The Aftershokz OpenMove is a great-sounding Bluetooth bone-conduction headset that allows you to work out with music while remaining aware of your environment. It’s well priced too, but unfortunately the changes to its design aren’t all for the better, and it’s less comfortable to wear for long periods than its predecessors.
The Aftershokz OpenMove are similar in style to the company’s other bone conduction headphones: two earpieces provide the vibrations, and sit on your temporal bones, just in front of your ears rather than inside them. These are connected by a thin band that hooks over your ears and curves around the back of your head.
The Aftershokz Trekz Titanium (released back in 2017) came with an optional rubber band to secure the headset firmly against your head, but this wasn’t really necessary and was abandoned for later releases, including the OpenMove. The headset doesn’t bounce or budge, no matter how much you move.
Whereas the ear hooks of the Aftershokz Trekz Air and Aeropex are flexible metal with a silicone coating, those of the OpenMove are harder polycarbon, with a less curved shape. This gives the headset a more streamlined look, but we found it noticeably less comfortable than earlier designs. We could wear the Aeropex and Air all day quite happily, but after about an hour wearing the OpenMove, we felt discomfort behind our left ear (two members of the TechRadar team reported the same experience).
The OpenMove headset is symmetrical in design, with the only visible difference being the volume buttons and charging socket on one side, and the multi-purpose power button on the other. These weren’t the source of the problem, so we suspect that this discomfort might be down to a slightly uneven weight distribution.
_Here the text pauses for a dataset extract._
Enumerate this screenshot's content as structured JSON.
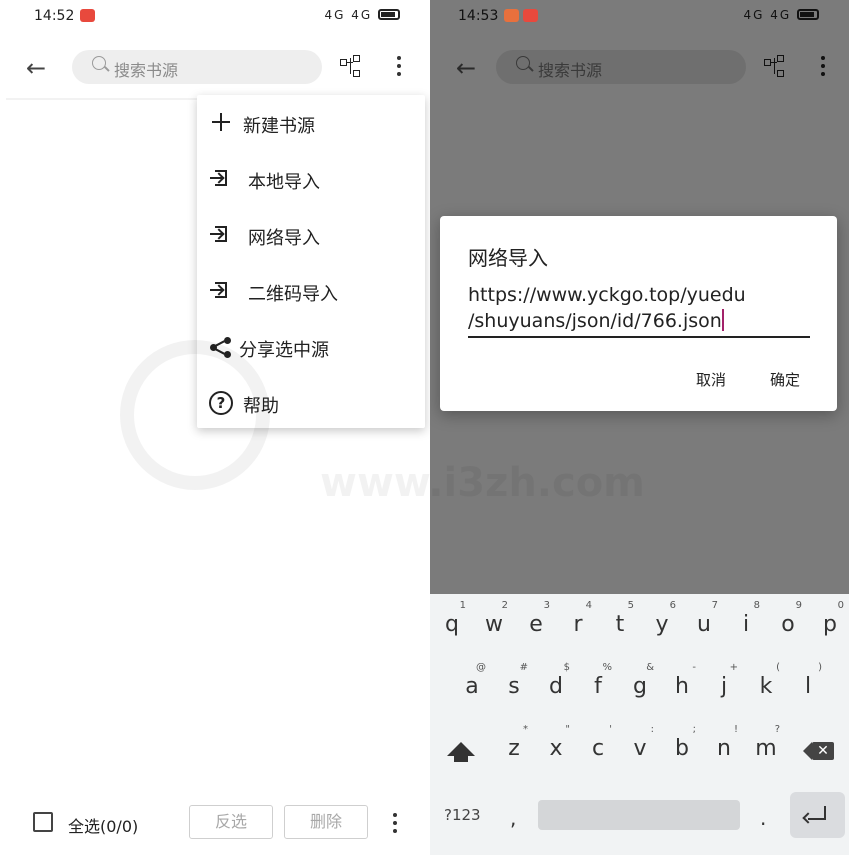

Another difference between the OpenMove and other Aftershokz headsets is that its earpieces are equipped with magnets, which cause them to snap together neatly when you remove it. It’s a nice idea that keeps things looking tidy, but smaller wearers may find that the magnets click together when they unhook the headset and rest it around their neck. It’s an uncomfortable thing to happen over your throat.
Aftershokz quotes a battery life of around six hours for the OpenMove (the same as the Air, and two hours less than the Aeropex. In our tests, this seemed to hold true – and is perhaps a modest estimate. A full charge lasted us closer to seven hours.
They are charged via USB-C . This is a welcome change from older headsets’ micro-USB charging, as it means you don’t need to carry separate cables for your phone and headset.
Switching between the Aftershokz Air and OpenMove, the difference in sound quality is noticeable – the OpenMove’s sound is much richer and more detailed.
The OpenMove are supplied with a pair of earplugs so that you can block out the sound of the great outdoors if you wish to. These are quite standard foam plugs, supplied in a neat little carry case to keep them clean, but you could use others if you have a custom or preferred set.
These are best used with the headphones’ earplug mode, which lowers the volume reduces the bass significantly, compensating for the effect of closing your ear canals (sounds transmitted through bone conduction always sound deeper, and with earplugs you’re not hearing any ‘leaking’). Vocal booster mode, on the other hand, boosts the higher frequencies.
Another improvement is the reduction in the tickling vibration that afflicted older Aftershokz headsets. This could be a real problem at high volumes, but is now barely noticeable.
The OpenMove are equipped with Bluetooth 5.0, and we had no issues connecting our phone and maintaining an uninterrupted signal (even near a major railway station where some wireless headphones tend to suffer from Bluetooth interference).
Nevertheless, if you’re looking for a set of bone conduction headphones for longer runs and rides, we’d seriously recommend considering the older Trekz Air over the OpenMove. If you’ll mostly be wearing them while running and won’t have the volume cranked too high, the vibration of the older headset is unlikely to be an issue and we’ve found its softer, more ergonomic design comfortable enough to wear all day long.